Die Entführung aus dem Serail (1782) – W.A. Mozart
Tales about Christians held captive by Muslims were widespread all over Europe for centuries. But by the 18th century the Turkish Empire had ceased to be a threat and Enlightenment thinkers were honing their critical faculties. In this new context stories about Arabs visiting Europe or Europeans staying in Muslim lands were a good way of presenting both Turkish and European customs in a critical light. This is what Montesquieu did in his Persian Letters (1721) or Cadalso in his Moroccan Letters (1781). Mozart’s The Escape from the Seraglio (1782) responds to the same atmosphere and has the same orientation. In musical terms, however, the first staging of The Escape from the Seraglio at the Burgtheater in Vienna in 1782 was the outcome of Emperor Josef II’s wish to enhance the prestige of the Singspiel, a genre akin to French opéra-comique but written in German, which was highly popular in German-speaking countries.

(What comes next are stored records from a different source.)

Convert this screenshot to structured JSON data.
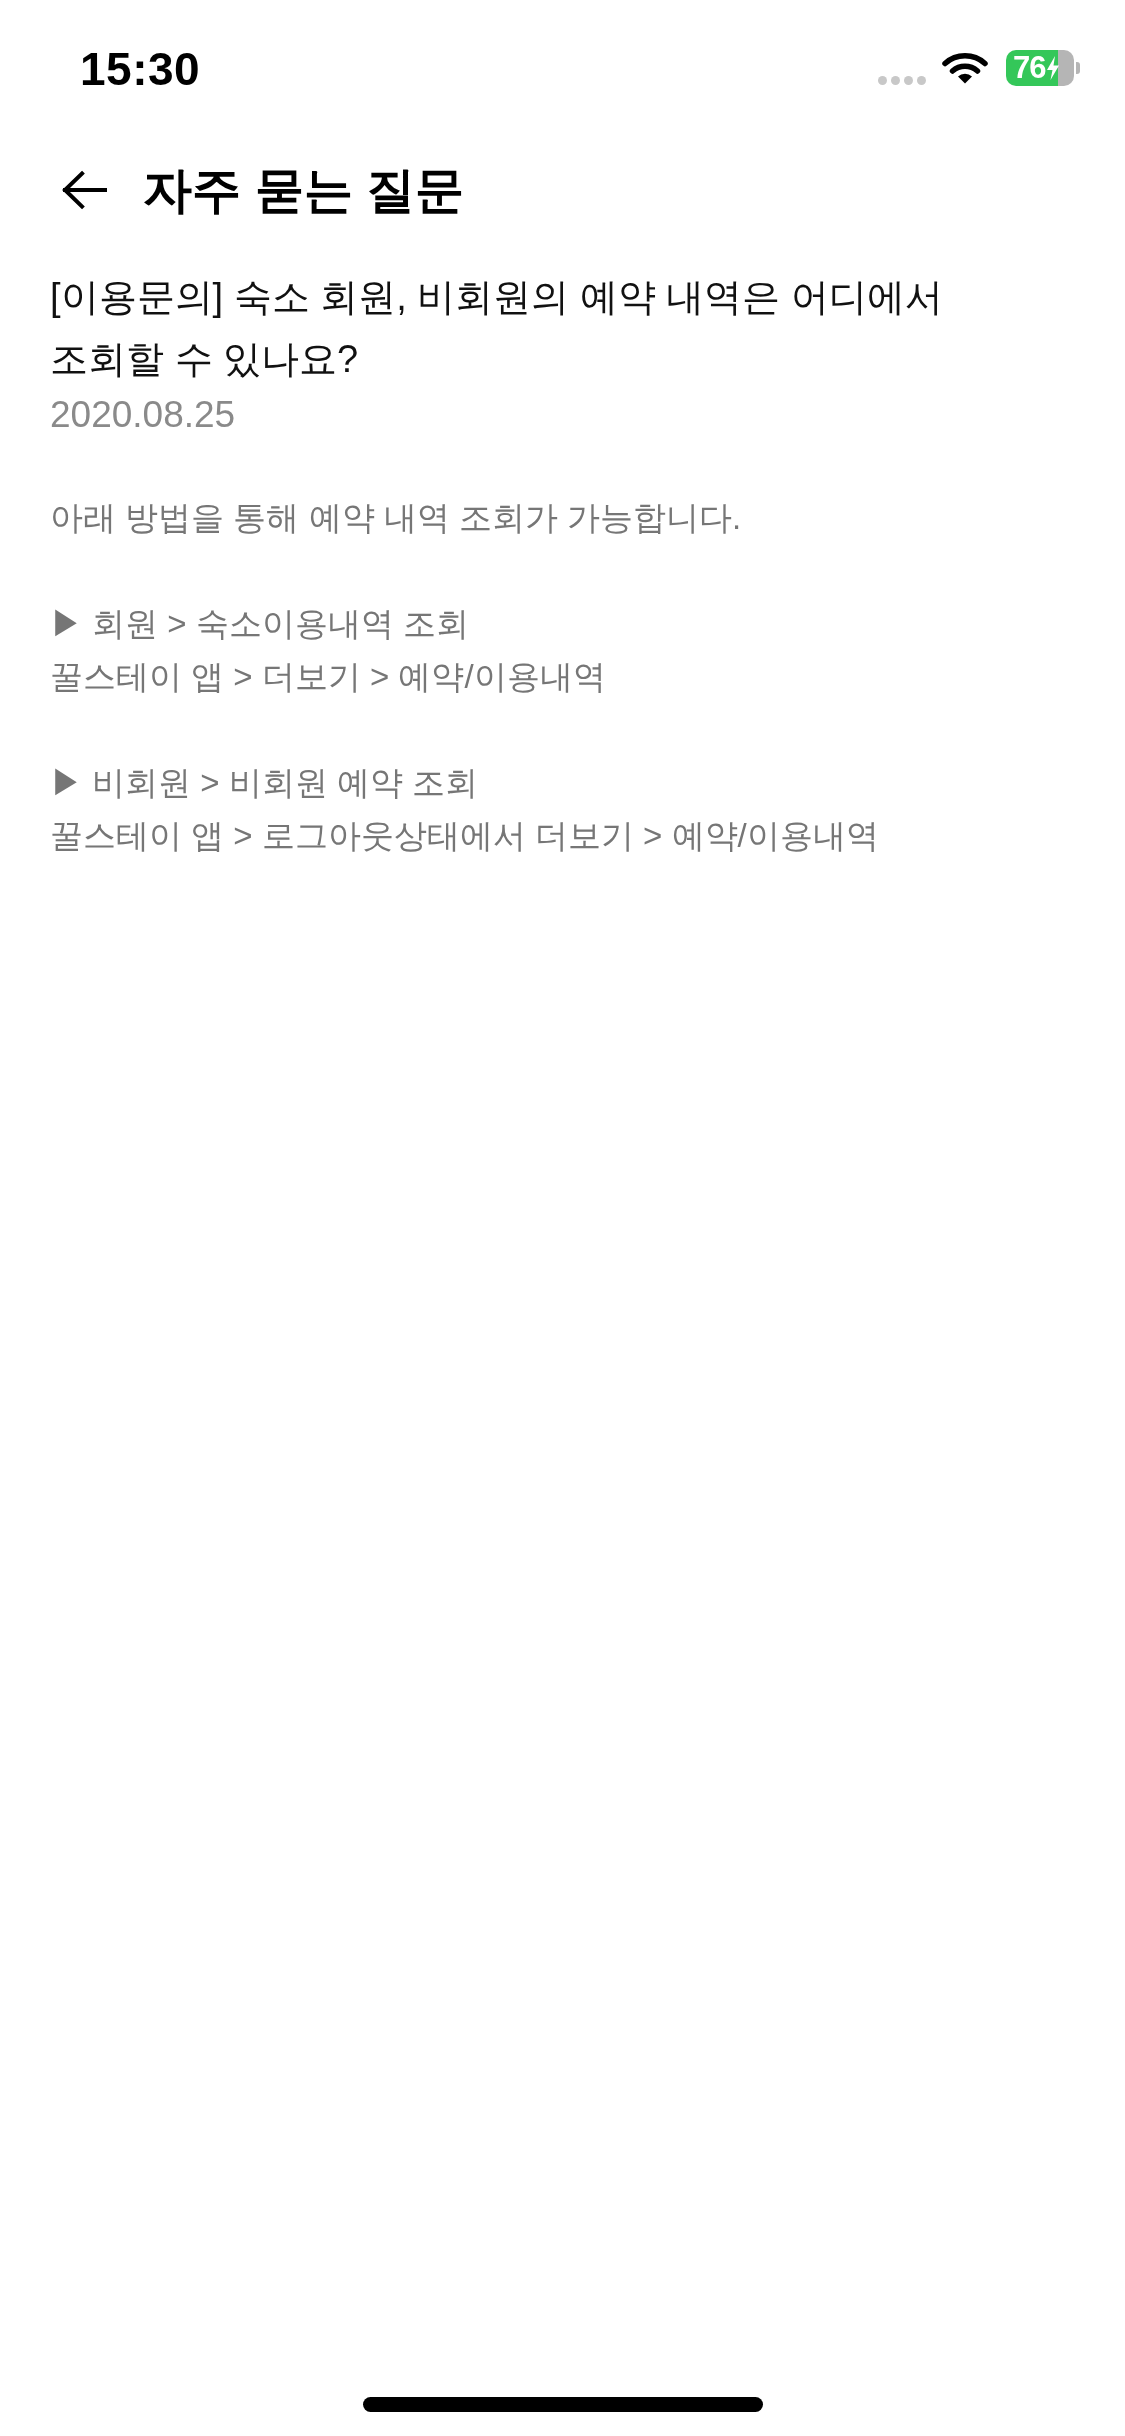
{
  "status_bar": {
    "time": "15:30",
    "battery": "76",
    "charging": true
  },
  "header": {
    "title": "자주 묻는 질문"
  },
  "article": {
    "question": "[이용문의] 숙소 회원, 비회원의 예약 내역은 어디에서 조회할 수 있나요?",
    "date": "2020.08.25",
    "intro": "아래 방법을 통해 예약 내역 조회가 가능합니다.",
    "sections": [
      {
        "heading": "▶ 회원 > 숙소이용내역 조회",
        "path": "꿀스테이 앱 > 더보기 > 예약/이용내역"
      },
      {
        "heading": "▶ 비회원 > 비회원 예약 조회",
        "path": "꿀스테이 앱 > 로그아웃상태에서 더보기 > 예약/이용내역"
      }
    ]
  }
}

These two factors converged to produce this light-hearted, open-minded, Enlightened opera which was Mozart’s one of his best-loved works.